Some arguments against the Trinity are ridiculous on the surface. For example, the statements that the word “Trinity” does not appear in the Bible is so utterly foolish that it is hard to believe that anyone but the most logically hampered conspiracy theorists would use it. The question of course is not whether a term appears in the Bible but whether the understanding given to the term is supported by the Bible. For example, neither the term “monergistic” (God saves entirely through his own decree to give faith to an elect people) nor “synergistic” (salvation comes when individuals choose to cooperate with the grace of God by placing their faith in Christ) appears in the Bible but the understanding of salvation through faith in Christ muse inevitably be one or the other on logical grounds alone. Thus such arguments are based upon the rejection of theological terminology and ignore the concepts themselves.

Another problem arises because the doctrine was expressed in philosophical terminology. As the early Christians were addressing distortions of Biblical language caused by the isolation of passages from the overall context of the New Testament, they chose to add rigor to their definitions by using the more precise language of philosophy to illustrate the meaning of the theology of the New Testament. This prevented heretics from distorting the texts, usually written in colloquial language, by appealing to a more exact definition to exclude the heresy being dealt with at a given moment.

The problem is that while this was perfectly suited to the situation at the time, it can be rather confusing when it is read outside its historical context. Most Christians are today unfamiliar with this terminology. Moreover, some of the terms are used in different senses when discussing the doctrines of the Trinity and the Incarnation. Finally, to add further confusion, some terms are translated with terms that have current colloquial meanings but Christian teachers are not always clear about the differences in understandings.

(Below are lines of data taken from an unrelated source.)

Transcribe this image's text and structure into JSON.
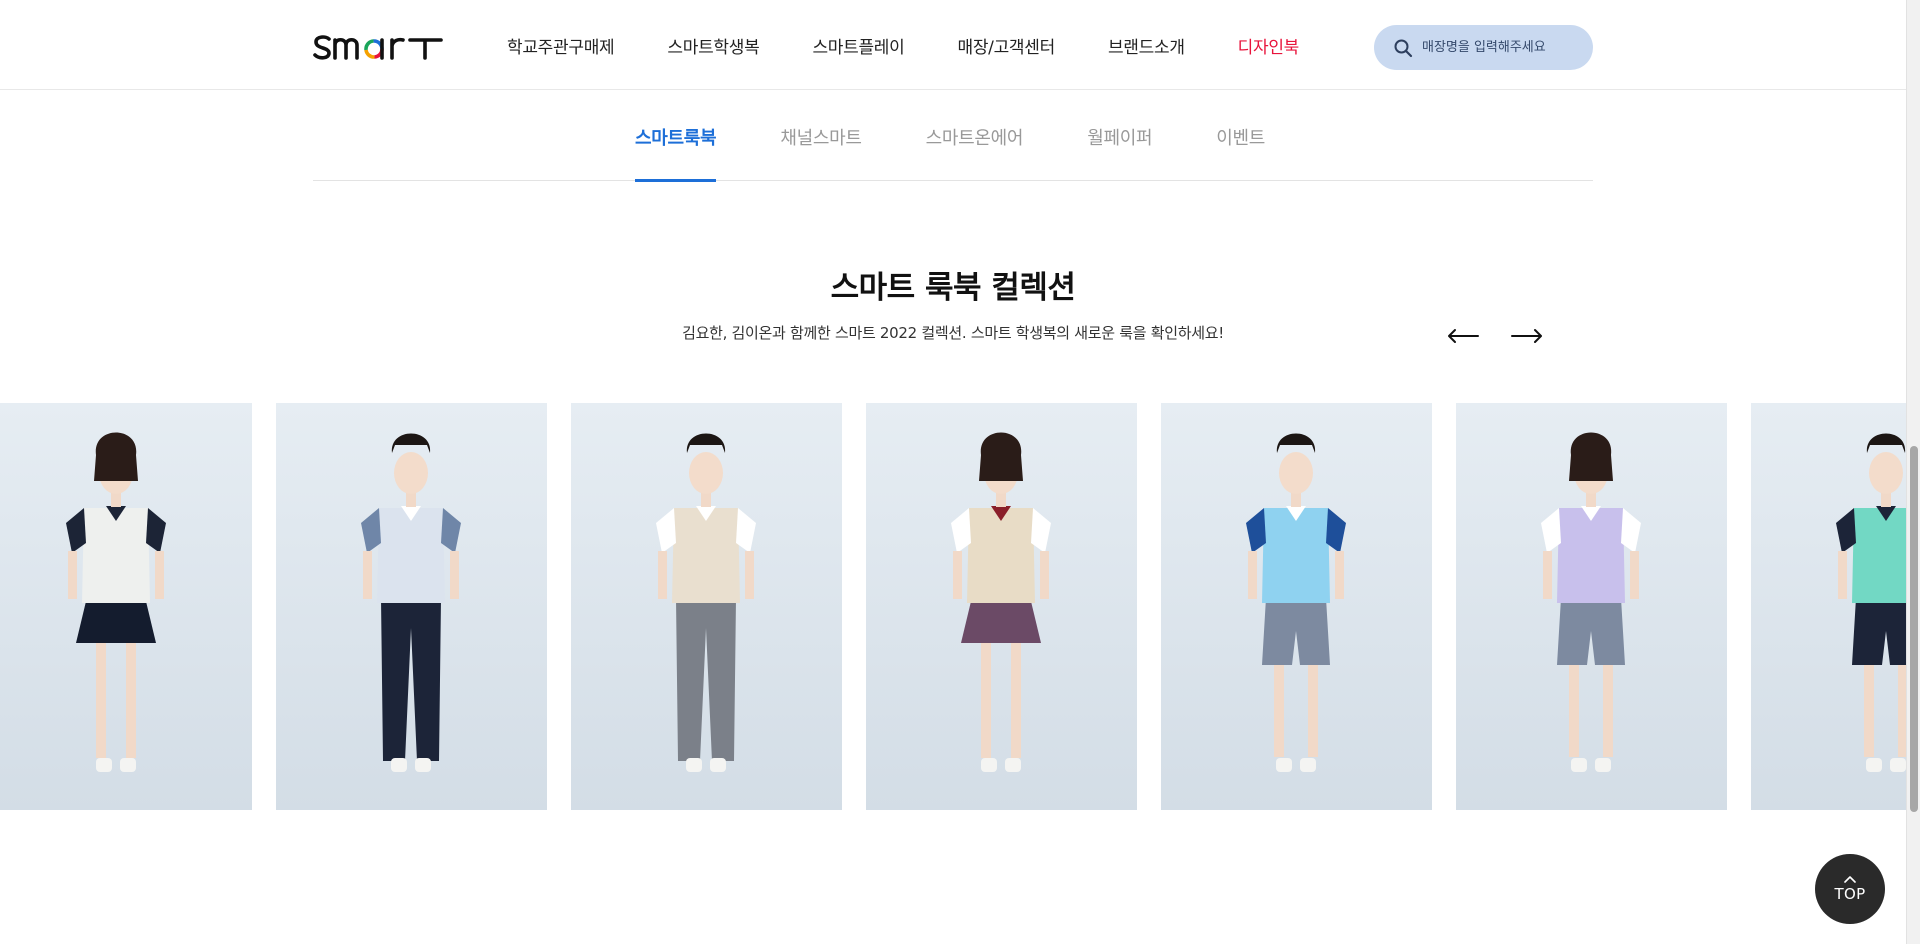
{
  "header": {
    "logo_text": "smart",
    "nav": [
      {
        "label": "학교주관구매제"
      },
      {
        "label": "스마트학생복"
      },
      {
        "label": "스마트플레이"
      },
      {
        "label": "매장/고객센터"
      },
      {
        "label": "브랜드소개"
      },
      {
        "label": "디자인북"
      }
    ],
    "search": {
      "placeholder": "매장명을 입력해주세요",
      "value": "",
      "icon": "search-icon"
    },
    "colors": {
      "accent_nav": "#e8143c",
      "search_bg": "#c9d9f0"
    }
  },
  "subtabs": {
    "items": [
      {
        "label": "스마트룩북",
        "active": true
      },
      {
        "label": "채널스마트",
        "active": false
      },
      {
        "label": "스마트온에어",
        "active": false
      },
      {
        "label": "월페이퍼",
        "active": false
      },
      {
        "label": "이벤트",
        "active": false
      }
    ],
    "active_color": "#1d6fd8"
  },
  "collection": {
    "title": "스마트 룩북 컬렉션",
    "description": "김요한, 김이온과 함께한 스마트 2022 컬렉션. 스마트 학생복의 새로운 룩을 확인하세요!",
    "prev_icon": "arrow-left-icon",
    "next_icon": "arrow-right-icon"
  },
  "lookbook": [
    {
      "model": "female",
      "top": "#eef0ee",
      "top_accent": "#1c2436",
      "bottom": "#141c2e",
      "bottom_type": "skirt",
      "collar": "#1c2436"
    },
    {
      "model": "male",
      "top": "#dbe3ee",
      "top_accent": "#6f86a8",
      "bottom": "#1c2438",
      "bottom_type": "pants",
      "collar": "#ffffff"
    },
    {
      "model": "male",
      "top": "#e9dfcf",
      "top_accent": "#ffffff",
      "bottom": "#7b8089",
      "bottom_type": "pants",
      "collar": "#ffffff"
    },
    {
      "model": "female",
      "top": "#e8dcc6",
      "top_accent": "#ffffff",
      "bottom": "#6b4a66",
      "bottom_type": "skirt",
      "collar": "#8a1f2a"
    },
    {
      "model": "male",
      "top": "#8fd2f0",
      "top_accent": "#1e4f9a",
      "bottom": "#7d8aa0",
      "bottom_type": "shorts",
      "collar": "#ffffff"
    },
    {
      "model": "female",
      "top": "#c8c0ec",
      "top_accent": "#ffffff",
      "bottom": "#7d8aa0",
      "bottom_type": "shorts",
      "collar": "#ffffff"
    },
    {
      "model": "male",
      "top": "#72d8c4",
      "top_accent": "#1c2438",
      "bottom": "#1c2438",
      "bottom_type": "shorts",
      "collar": "#1c2438"
    }
  ],
  "top_button": {
    "label": "TOP",
    "icon": "chevron-up-icon"
  }
}
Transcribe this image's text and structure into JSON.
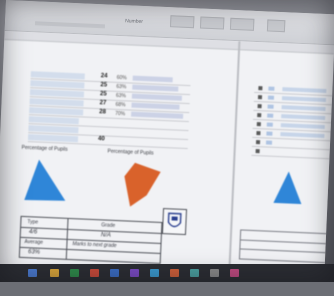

In some future posts, I will be discussing the philosophical understanding of the Trinity as well as the Biblical passages used to support it. Furthermore, I will examine the work of the early Christians and others in defending the doctrine. But while I will tackle what the Trinity is, I must also examine what the Trinity is not. The first thing to be considered is the various allegations that the Trinity was stolen from paganism.